The LII was the first law site on the Internet. It is dedicated to educating citizens and providing them with access to the laws that govern the United States. The LII provides federal law, editorial materials that help interpret and explain it, and technological support and innovation to help expand access. You have probably used the LII to look at the US Code–it presents a much easier, cleaner interface than the official government site. It also provides the Constitution, C.F.R., Federal Rules, the U.C.C., and access to World Law. The site is well designed and organized, with excellent search features and true ease of use. It is both consumer and lawyer friendly.
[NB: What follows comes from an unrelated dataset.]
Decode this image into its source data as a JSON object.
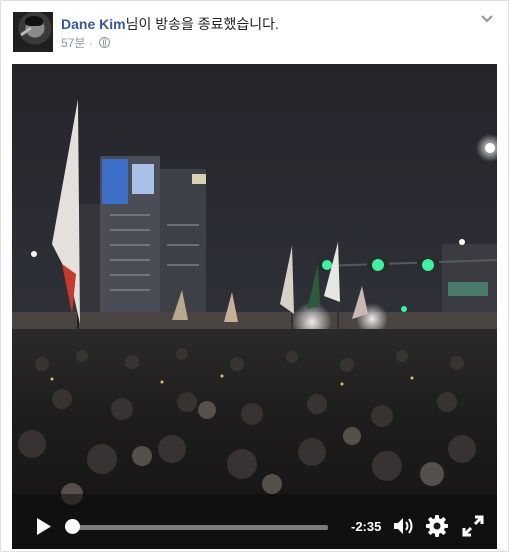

Many countries around the world have LII’s–some sponsored by the bar, some by the state, and some by private universities, such as Cornell. The Canadian Legal Information Institute is supported by the Federation of Law Societies of Canada, and is quite robust, with statutes and caselaw. These organizations are meeting right now at Law Via the Internet in Hong Kong. Tom Bruce, who runs the Cornell LII, recently announced that next year’s conference will be hosted in Ithaca, for the 20th Anniversary of the LII there.
The LII is funded in part by Cornell Law School, its lawyer directory and sponsorships, but it relies on donations to make up 20% of its operating costs. Please consider supporting this amazing team as they work to increase access to the law for everyone.